Computing by Excel yielded much more zeroes than above logic though.
I was relieved to see Excel result was similar to that produced by scientific calculator.
Unfortunately, utilizing Excel FACT() function produced inconsistent result.
Even with inconsistency, Excel computation, scientific calculator and Excel FACT() function all came up with similar trailing number of zeroes.
My guess is that the first logic failed to incorporate the exponential factor of the computations, considering only linear calculations. As for the inconsistency with the Excel FACT() function, I’m not sure if it has to do with 32/64 bit calculations, neither would I consider rounding off since we’re dealing with integers.
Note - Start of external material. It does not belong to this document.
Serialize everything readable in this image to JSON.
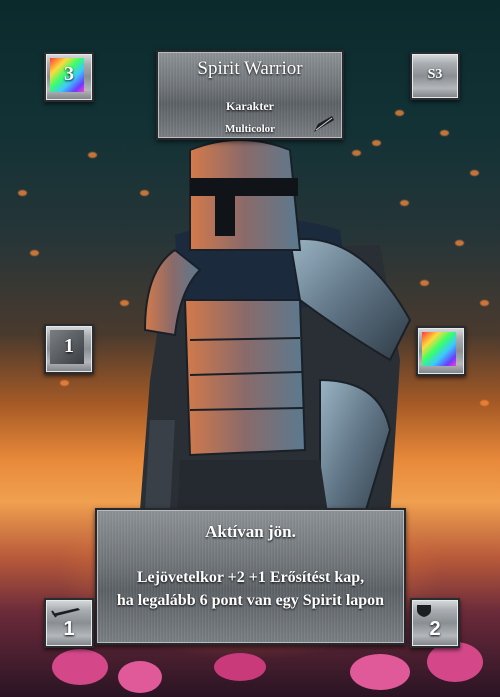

For correct answer, there’s no better way than the good old school way of calculation: by hand.
Anyway, for the Excel file, here’s some stuff on it:
- Converting number to text
- Finding the length of the text
- Using the "IF" statement
- Searching for the position of numbers before 0
- Using the "Conditional Formatting" to color code "true/false"
Excel file available from this link:
All in all, it’s really not rocket science but sure do needs lot of patience to come up with scientific mathematical logic.